My mother also established a series of goals that she wanted to achieve before she died.  The first of these, a goal she’d had since she was a little girl, was to see the new century.  She met that one easily – and, indeed, the turn of the new millennium and the occasion of her 80th birthday seemed to set my mother off on a quest for ever-greater and more difficult accomplishments.  In the end, she achieved every one of them — and gave everyone who knew her a lesson on what can be done even in one’s ninth decade.

It had been my father’s dream to rebuild Sunnyvale’s founding Murphy House as one of Silicon Valley’s signature museums – and my mother had helped him for two decades to fulfill that dream.  Now, more than a decade after his death, the new museum at last seemed a possibility.  And when the moment came, my mother stepped up and made the first, and still the largest, private donation to the museum’s capital fund – an amount so big that it literally took my breath away when I announced it.  Her donation proved to be the catalyst for others – and my father’s dream became my mother’s reality: her memorial was held in the new museum, just above the room named for her, and in the hall that will hold the first permanent, dedicated Silicon Valley exhibition.

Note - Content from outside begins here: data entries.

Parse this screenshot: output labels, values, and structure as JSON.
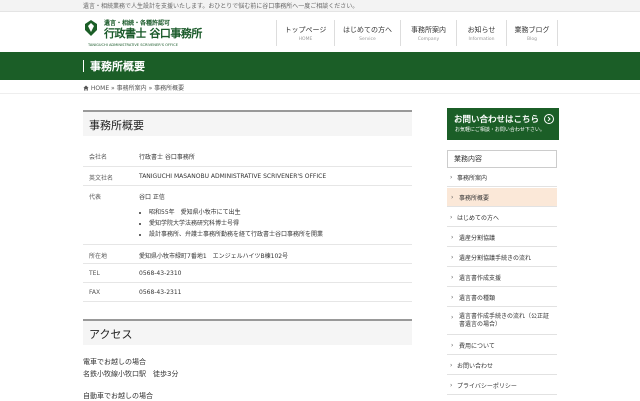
{
  "topbar": {
    "text": "遺言・相続業務で人生設計を支援いたします。おひとりで悩む前に谷口事務所へ一度ご相談ください。"
  },
  "logo": {
    "line1": "遺言・相続・各種許認可",
    "line2": "行政書士 谷口事務所",
    "line3": "TANIGUCHI ADMINISTRATIVE SCRIVENER'S OFFICE"
  },
  "nav": [
    {
      "jp": "トップページ",
      "en": "HOME"
    },
    {
      "jp": "はじめての方へ",
      "en": "Service"
    },
    {
      "jp": "事務所案内",
      "en": "Company"
    },
    {
      "jp": "お知らせ",
      "en": "Information"
    },
    {
      "jp": "業務ブログ",
      "en": "Blog"
    }
  ],
  "band": {
    "title": "事務所概要"
  },
  "breadcrumb": {
    "home": "HOME",
    "sep1": "»",
    "parent": "事務所案内",
    "sep2": "»",
    "current": "事務所概要"
  },
  "main": {
    "heading": "事務所概要",
    "rows": [
      {
        "key": "会社名",
        "value": "行政書士 谷口事務所"
      },
      {
        "key": "英文社名",
        "value": "TANIGUCHI MASANOBU ADMINISTRATIVE SCRIVENER'S OFFICE"
      },
      {
        "key": "代表",
        "value": "谷口 正信",
        "bullets": [
          "昭和55年　愛知県小牧市にて出生",
          "愛知学院大学法務研究科博士号得",
          "設計事務所、弁護士事務所勤務を経て行政書士谷口事務所を開業"
        ]
      },
      {
        "key": "所在地",
        "value": "愛知県小牧市緑町7番地1　エンジェルハイツB棟102号"
      },
      {
        "key": "TEL",
        "value": "0568-43-2310"
      },
      {
        "key": "FAX",
        "value": "0568-43-2311"
      }
    ],
    "access_heading": "アクセス",
    "access_p1": "電車でお越しの場合",
    "access_p2": "名鉄小牧線小牧口駅　徒歩3分",
    "access_p3": "自動車でお越しの場合"
  },
  "sidebar": {
    "cta_title": "お問い合わせはこちら",
    "cta_sub": "お気軽にご相談・お問い合わせ下さい。",
    "menu_heading": "業務内容",
    "items": [
      {
        "label": "事務所案内",
        "level": 0
      },
      {
        "label": "事務所概要",
        "level": 1,
        "active": true
      },
      {
        "label": "はじめての方へ",
        "level": 0
      },
      {
        "label": "遺産分割協議",
        "level": 1
      },
      {
        "label": "遺産分割協議手続きの流れ",
        "level": 1
      },
      {
        "label": "遺言書作成支援",
        "level": 1
      },
      {
        "label": "遺言書の種類",
        "level": 1
      },
      {
        "label": "遺言書作成手続きの流れ（公正証書遺言の場合）",
        "level": 1
      },
      {
        "label": "費用について",
        "level": 1
      },
      {
        "label": "お問い合わせ",
        "level": 0
      },
      {
        "label": "プライバシーポリシー",
        "level": 0
      }
    ]
  },
  "colors": {
    "brand": "#1b5e27",
    "active_item": "#fbe8d8"
  }
}
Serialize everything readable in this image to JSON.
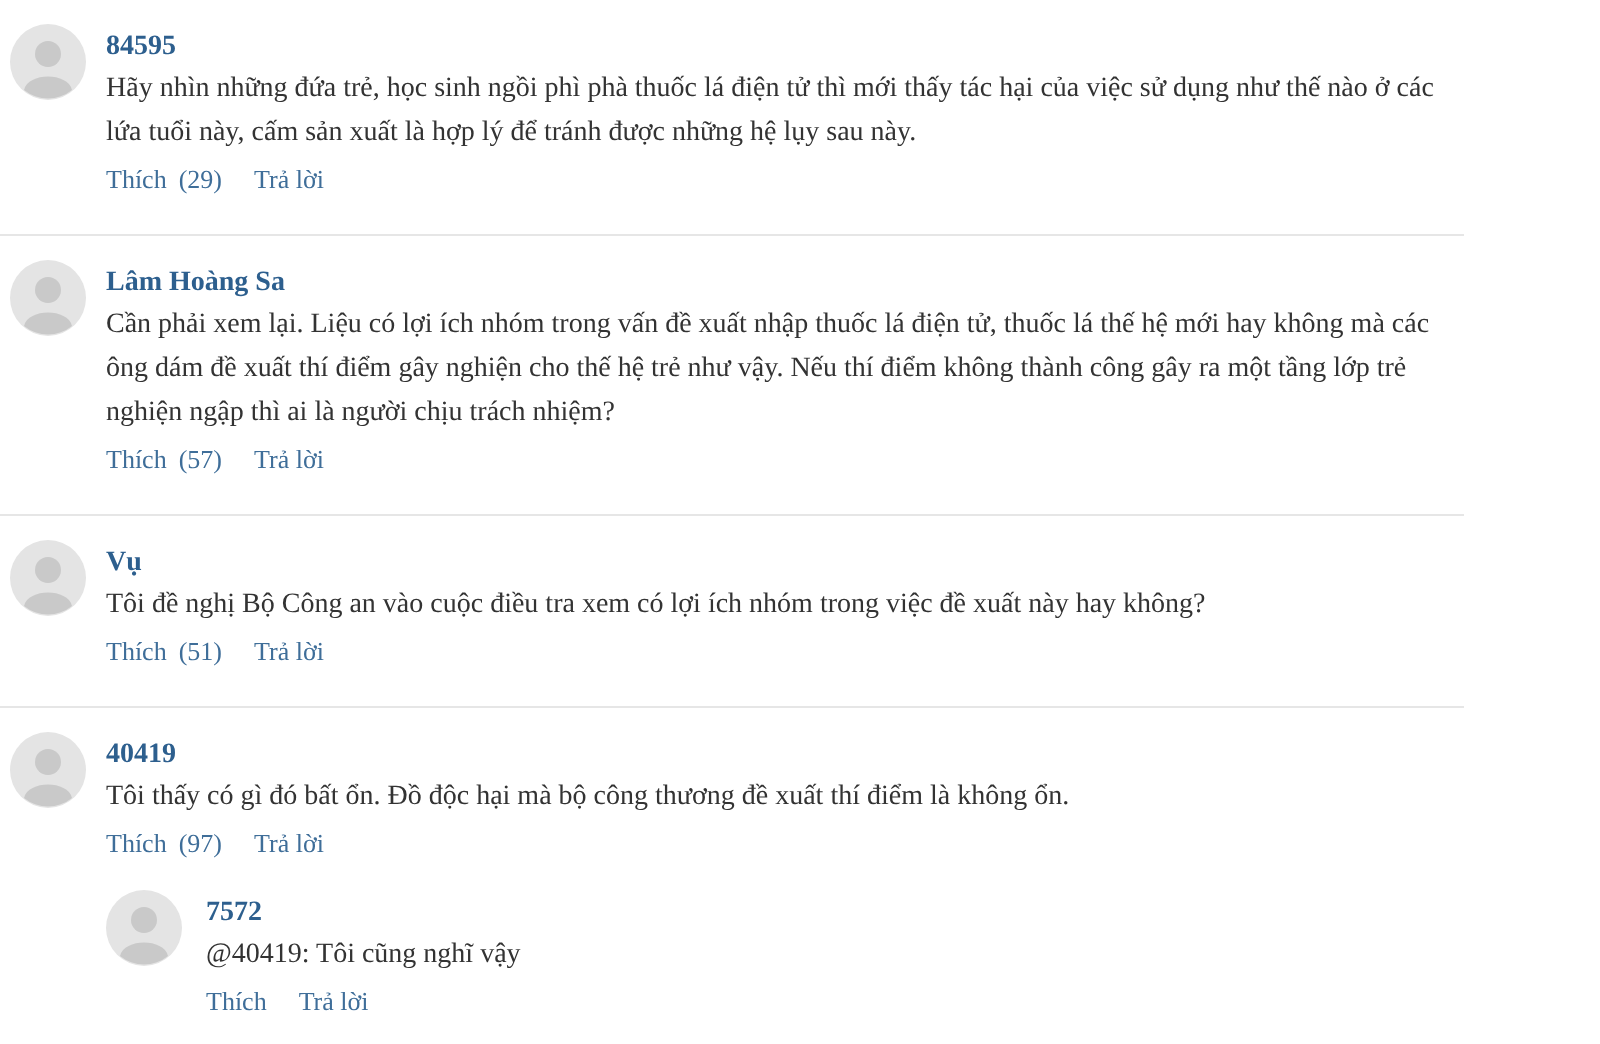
{
  "comments": [
    {
      "author": "84595",
      "text": "Hãy nhìn những đứa trẻ, học sinh ngồi phì phà thuốc lá điện tử thì mới thấy tác hại của việc sử dụng như thế nào ở các lứa tuổi này, cấm sản xuất là hợp lý để tránh được những hệ lụy sau này.",
      "like": "Thích",
      "like_count": "(29)",
      "reply": "Trả lời"
    },
    {
      "author": "Lâm Hoàng Sa",
      "text": "Cần phải xem lại. Liệu có lợi ích nhóm trong vấn đề xuất nhập thuốc lá điện tử, thuốc lá thế hệ mới hay không mà các ông dám đề xuất thí điểm gây nghiện cho thế hệ trẻ như vậy. Nếu thí điểm không thành công gây ra một tầng lớp trẻ nghiện ngập thì ai là người chịu trách nhiệm?",
      "like": "Thích",
      "like_count": "(57)",
      "reply": "Trả lời"
    },
    {
      "author": "Vụ",
      "text": "Tôi đề nghị Bộ Công an vào cuộc điều tra xem có lợi ích nhóm trong việc đề xuất này hay không?",
      "like": "Thích",
      "like_count": "(51)",
      "reply": "Trả lời"
    },
    {
      "author": "40419",
      "text": "Tôi thấy có gì đó bất ổn. Đồ độc hại mà bộ công thương đề xuất thí điểm là không ổn.",
      "like": "Thích",
      "like_count": "(97)",
      "reply": "Trả lời",
      "children": [
        {
          "author": "7572",
          "text": "@40419: Tôi cũng nghĩ vậy",
          "like": "Thích",
          "reply": "Trả lời"
        }
      ]
    }
  ]
}
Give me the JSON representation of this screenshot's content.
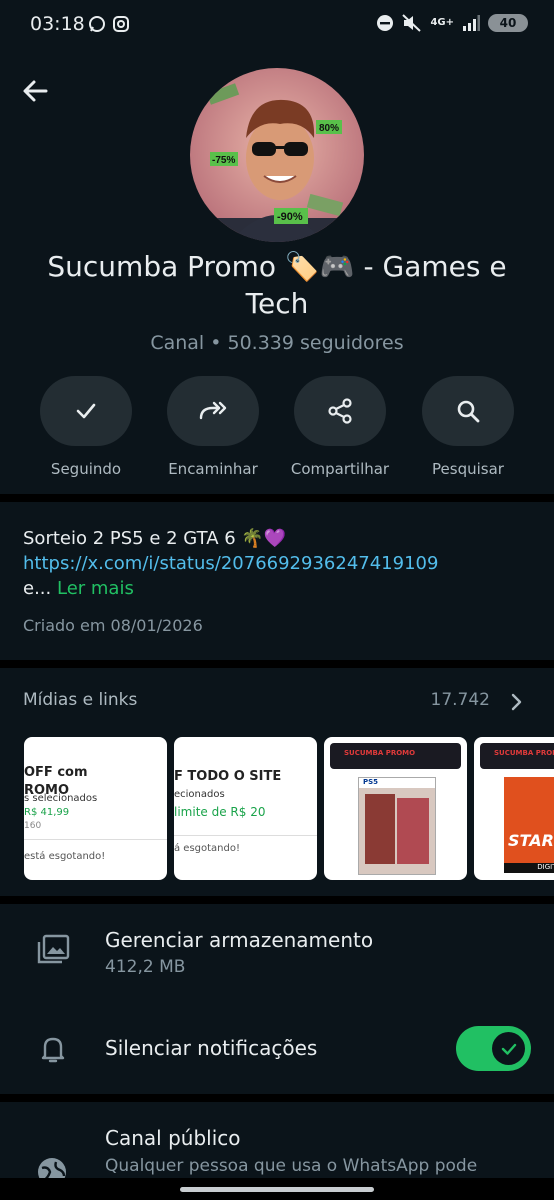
{
  "status_bar": {
    "time": "03:18",
    "network": "4G+",
    "battery": "40"
  },
  "channel": {
    "name": "Sucumba Promo 🏷️🎮  - Games e Tech",
    "subtitle": "Canal • 50.339 seguidores",
    "avatar_badges": [
      "80%",
      "-75%",
      "-90%"
    ]
  },
  "actions": [
    {
      "label": "Seguindo",
      "icon": "check-icon"
    },
    {
      "label": "Encaminhar",
      "icon": "forward-icon"
    },
    {
      "label": "Compartilhar",
      "icon": "share-icon"
    },
    {
      "label": "Pesquisar",
      "icon": "search-icon"
    }
  ],
  "description": {
    "text": "Sorteio 2 PS5 e 2 GTA 6 🌴💜",
    "link": "https://x.com/i/status/2076692936247419109",
    "ellipsis": "e...",
    "more": "Ler mais",
    "created": "Criado em 08/01/2026"
  },
  "media": {
    "header": "Mídias e links",
    "count": "17.742",
    "thumbs": [
      {
        "line1": "OFF com",
        "line2": "ROMO",
        "line3": "s selecionados",
        "price": "R$ 41,99",
        "old": "160",
        "footer": "está esgotando!"
      },
      {
        "line1": "F TODO O SITE",
        "line3": "ecionados",
        "price": "limite de R$ 20",
        "footer": "á esgotando!"
      },
      {
        "brand": "SUCUMBA PROMO",
        "platform": "PS5"
      },
      {
        "brand": "SUCUMBA PROMO",
        "game_text": "STAR",
        "tag": "DIGITA"
      }
    ]
  },
  "settings": {
    "storage_title": "Gerenciar armazenamento",
    "storage_size": "412,2 MB",
    "mute_title": "Silenciar notificações",
    "mute_enabled": true,
    "public_title": "Canal público",
    "public_sub": "Qualquer pessoa que usa o WhatsApp pode"
  },
  "colors": {
    "background": "#0b141a",
    "accent_green": "#21c063",
    "link_blue": "#53bdeb",
    "muted_text": "#8696a0"
  }
}
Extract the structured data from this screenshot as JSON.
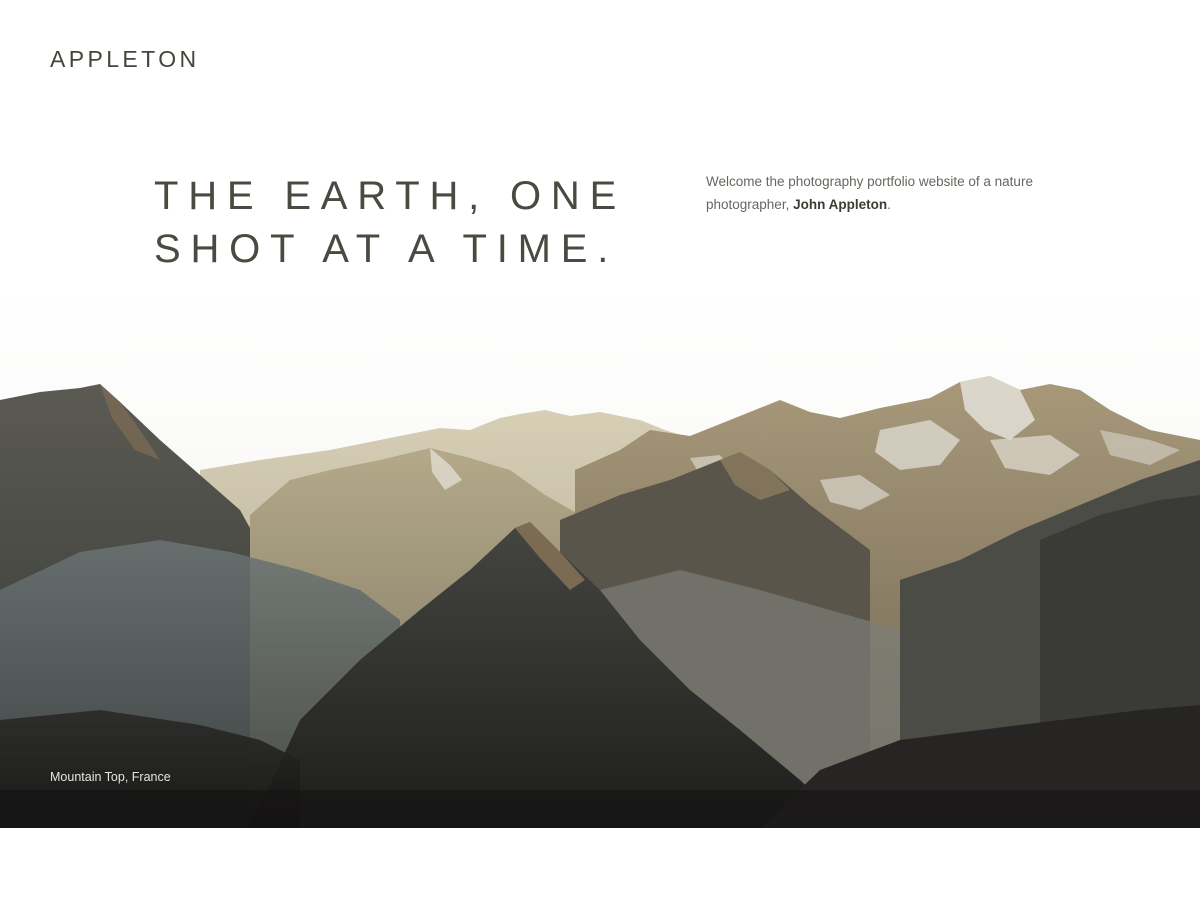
{
  "header": {
    "logo": "APPLETON"
  },
  "hero": {
    "headline_line1": "THE EARTH, ONE",
    "headline_line2": "SHOT AT A TIME.",
    "intro_before": "Welcome the photography portfolio website of a nature photographer, ",
    "intro_name": "John Appleton",
    "intro_after": ".",
    "photo_caption": "Mountain Top, France"
  },
  "colors": {
    "text": "#4a4a41",
    "background": "#ffffff",
    "caption": "#e7e4dc"
  }
}
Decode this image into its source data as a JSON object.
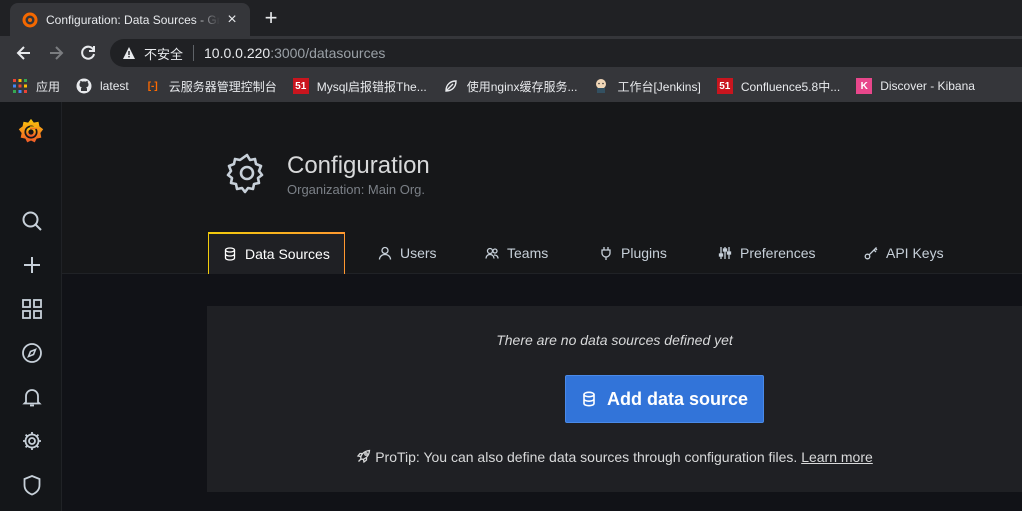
{
  "browser": {
    "tab_title": "Configuration: Data Sources - Grafana",
    "url_security_label": "不安全",
    "url_host": "10.0.0.220",
    "url_path": ":3000/datasources"
  },
  "bookmarks": [
    {
      "label": "应用",
      "icon": "apps-grid-icon"
    },
    {
      "label": "latest",
      "icon": "github-icon"
    },
    {
      "label": "云服务器管理控制台",
      "icon": "aliyun-icon"
    },
    {
      "label": "Mysql启报错报The...",
      "icon": "51cto-icon"
    },
    {
      "label": "使用nginx缓存服务...",
      "icon": "leaf-icon"
    },
    {
      "label": "工作台[Jenkins]",
      "icon": "jenkins-icon"
    },
    {
      "label": "Confluence5.8中...",
      "icon": "51cto-icon"
    },
    {
      "label": "Discover - Kibana",
      "icon": "kibana-icon"
    }
  ],
  "page": {
    "title": "Configuration",
    "subtitle": "Organization: Main Org."
  },
  "tabs": [
    {
      "label": "Data Sources",
      "icon": "database-icon",
      "active": true
    },
    {
      "label": "Users",
      "icon": "user-icon"
    },
    {
      "label": "Teams",
      "icon": "users-icon"
    },
    {
      "label": "Plugins",
      "icon": "plug-icon"
    },
    {
      "label": "Preferences",
      "icon": "sliders-icon"
    },
    {
      "label": "API Keys",
      "icon": "key-icon"
    }
  ],
  "empty_state": {
    "message": "There are no data sources defined yet",
    "button_label": "Add data source",
    "protip": "ProTip: You can also define data sources through configuration files.",
    "learn_more": "Learn more"
  },
  "colors": {
    "accent": "#3274d9",
    "grafana_orange": "#f05a28",
    "background": "#161719"
  }
}
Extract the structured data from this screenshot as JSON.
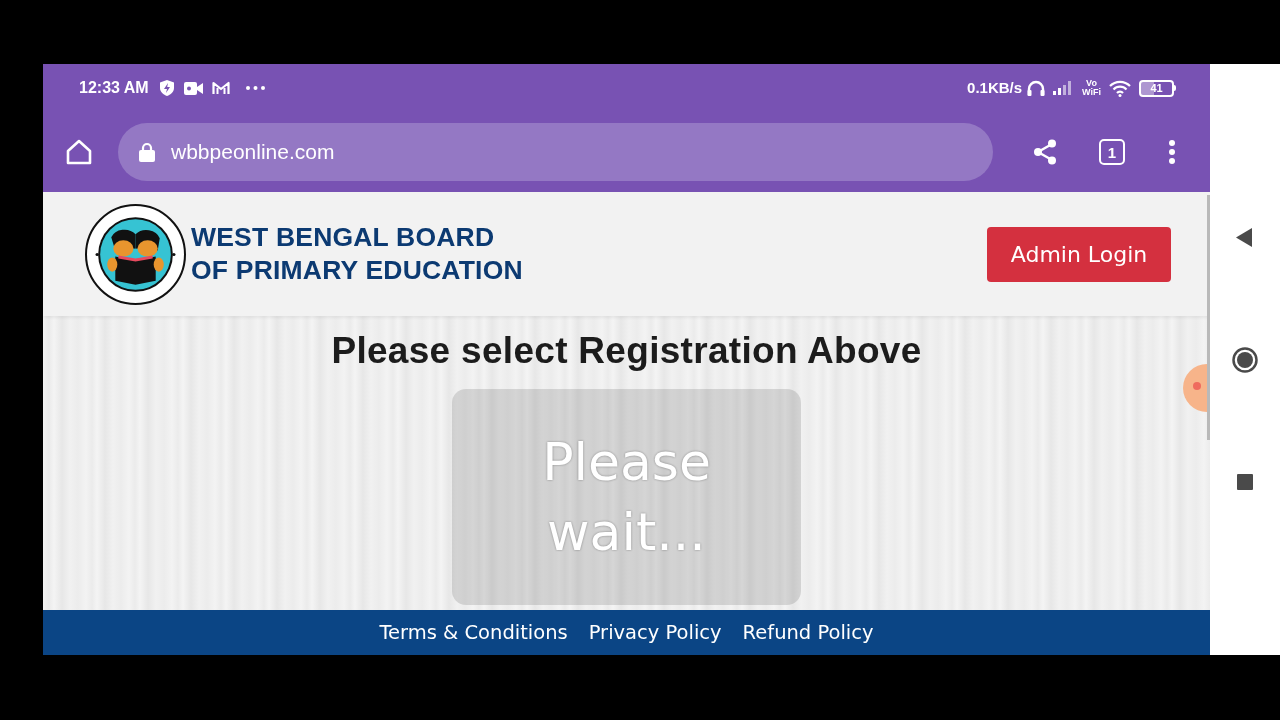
{
  "status_bar": {
    "time": "12:33 AM",
    "network_speed": "0.1KB/s",
    "vowifi": [
      "Vo",
      "WiFi"
    ],
    "battery": "41"
  },
  "browser_toolbar": {
    "url": "wbbpeonline.com",
    "tab_count": "1"
  },
  "site_header": {
    "title_lines": [
      "WEST BENGAL BOARD",
      "OF PRIMARY EDUCATION"
    ],
    "admin_button": "Admin Login"
  },
  "main": {
    "heading": "Please select Registration Above",
    "loading_overlay": "Please wait..."
  },
  "footer": {
    "links": [
      "Terms & Conditions",
      "Privacy Policy",
      "Refund Policy"
    ]
  }
}
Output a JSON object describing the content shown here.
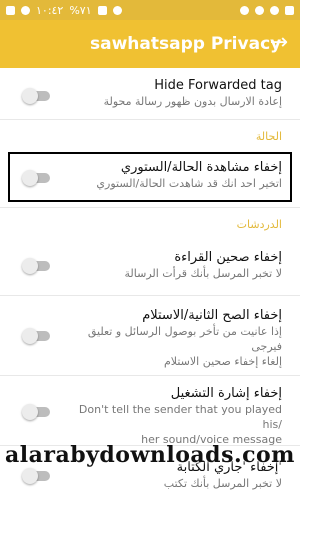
{
  "status_bar": {
    "time": "١٠:٤٢",
    "battery": "%٧١",
    "icons": [
      "sim-icon",
      "signal-icon",
      "wifi-icon",
      "battery-icon",
      "whatsapp-icon",
      "gear-icon",
      "circle-icon",
      "no-sim-icon"
    ]
  },
  "app_bar": {
    "title": "sawhatsapp Privacy",
    "back_icon": "arrow-right-icon",
    "back_glyph": "→"
  },
  "rows": [
    {
      "title": "Hide Forwarded tag",
      "subtitle": "إعادة الارسال بدون ظهور رسالة محولة",
      "enabled": false
    },
    {
      "title": "إخفاء مشاهدة الحالة/الستوري",
      "subtitle": "اتخير احد انك قد شاهدت الحالة/الستوري",
      "enabled": false
    },
    {
      "title": "إخفاء صحين القراءة",
      "subtitle": "لا تخبر المرسل بأنك قرأت الرسالة",
      "enabled": false
    },
    {
      "title": "إخفاء الصح الثانية/الاستلام",
      "subtitle_line1": "إذا عانيت من تأخر بوصول الرسائل و تعليق فيرجى",
      "subtitle_line2": "إلغاء إخفاء صحين الاستلام",
      "enabled": false
    },
    {
      "title": "إخفاء إشارة التشغيل",
      "subtitle_line1": "Don't tell the sender that you played his/",
      "subtitle_line2": "her sound/voice message",
      "enabled": false
    },
    {
      "title": "إخفاء 'جاري الكتابة'",
      "subtitle": "لا تخبر المرسل بأنك تكتب",
      "enabled": false
    }
  ],
  "sections": {
    "status": "الحالة",
    "chats": "الدردشات"
  },
  "watermark": "alarabydownloads.com",
  "colors": {
    "accent": "#f0c132",
    "status_bar": "#e3b93a",
    "section_text": "#e3b93a"
  }
}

There was another, equally large goal.  My mother’s beloved Hasbook farm had been lost during the Depression.  And as a seventeen-year-old girl, my mother had stood watching as her grandfather’s farm equipment had been auctioned away, and swore that one day she would win the farm back for the family.  It took her more than sixty years.  By then the farm house had been abandoned, the cave left to the rain and snow, and the barn had all-but collapsed.  But, she re-bought the farm, and as the local papers reported with amazement, soon a bright red barn with a shiny new cupola rose again over the prairie.  Someday, the Hasbrook homestead will likely be an Oklahoma state park.

My mother had fulfilled her promise to her grandparents.  Now it was time to do the same for her grandchildren.

At the beginning of this year, my mother began to fade.  My wife Carol took over her correspondence and finances – something that had always been my mother’s forte.  In the end, it was only through the superhuman efforts of my sister Edie and her partner Tony, cooking endless meals and dropping by twice each day to check on her, that my mother was able to spend her final days at home.  No mother ever had a more caring daughter.

My mother’s last two goals were smaller, but no less important – and ultimately no less ambitious.  She had always been the perfect grandmother, a part of almost every day of her grandsons’ lives.  The woman who had once counted her husband’s bullets, now counted cookies for his descendants.  In the end, all that my mother wanted was to live to see her oldest grandson, Tad’s, high school, and her youngest grandson, Tim’s, junior high school, graduations.  She attended them both, the latter with just three weeks to spare.  In the end, through sheer force of will, she stayed alive long enough for Tad to return from England to see her.  My mother was able at the very end to tell us all that she loved us.

She saved her last laugh for one of her grandsons; her last tear for the other.   And she departed this world with fireworks.